Some Useful healthy Tips When Weaning
- Your baby must be supervised when eating
- Feed suitable textures according to your baby’s capabilities
- Avoid nuts, raw carrots, hard sweets and grapes as they might cause choking
- Cook thoroughly and make sure there are no bones when giving chicken, meat or fish
- Always wash your hands before handling your baby’s food
- Separate raw and cooked food
- All the vessels, bottles, spoons, katoris and other utensils are thoroughly washed in hot water before use
- When reheating food, always bring it to full boil
- Cover and refrigerate left overs promptly
- Discard unfinished food
Sample food itemsfor different ages
Upto 6 months – Only breast milk with Vit D3 Supplementation
Babies at this stage can have
- Fruits – A thin puree of fruits like apple, pears, peach juice can be started etc.

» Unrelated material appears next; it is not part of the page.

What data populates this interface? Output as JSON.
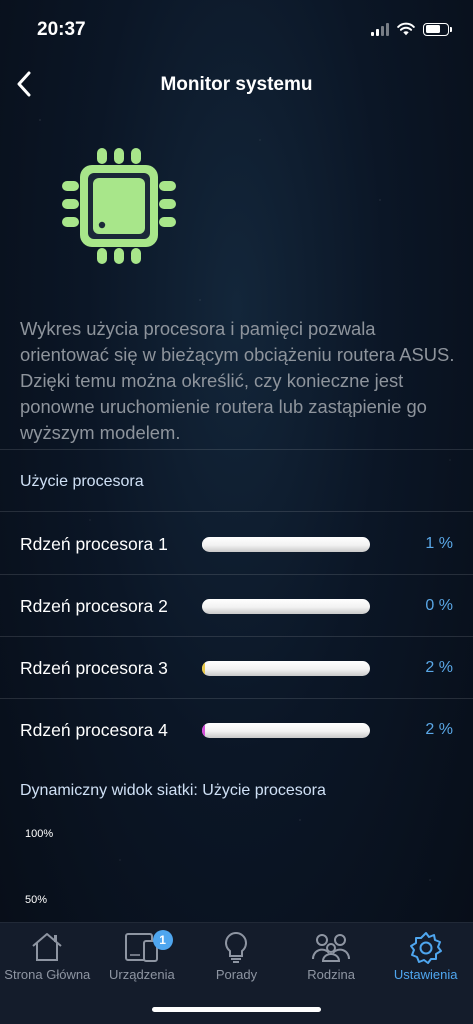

All fruits in mashed form afterwards
- Cereals – Start with rice water, dal water and/or puree of rice and dal. As the baby grows these can be fed as porridge with formula/breast milk. You could consider using Jaggery to sweeten this porridge. Jaggery makes for a good sweetener and has iron.
- Boiled egg, chicken puree, fish, ghee, can be included as the baby starts accepting more feeds
- Vegetables – Non-gas forming vegetables like carrots, sweet potatoes, well boiled green peas and French beans in a thin puree.
Approximately 8 to 12 spoons along with 500 – 600ml breast milk, or formula milk.This is only a rough guide and individual babies may differ
9 to 12 months – Babies at this stage can have all of the above items and
Almost adult food- This is the phase where we introduce the little one to adult food! At this time, grains can stop being powdered to be given and can start on soft khichidi, rotis in milk and curds, etc.
How much to feed – Approximately 100g-200 per feed, 6-7 feeds a day and milk(Breast/formula) as extra. As the baby gets older you can stick to three main meals and three inbetween snacks(midmorning, evening and bedtime)
We can always aim to give fresh, seasonal and home cooked foods. If you feel your baby has not taken well to a particular food item, wait for 10 days before trying it again. If your baby dislikes a particular food respect his wishes and you may try to avoid that.
Author: Dr.S.Boopathi MD, DNB Paediatrics, MRCPCH(UK)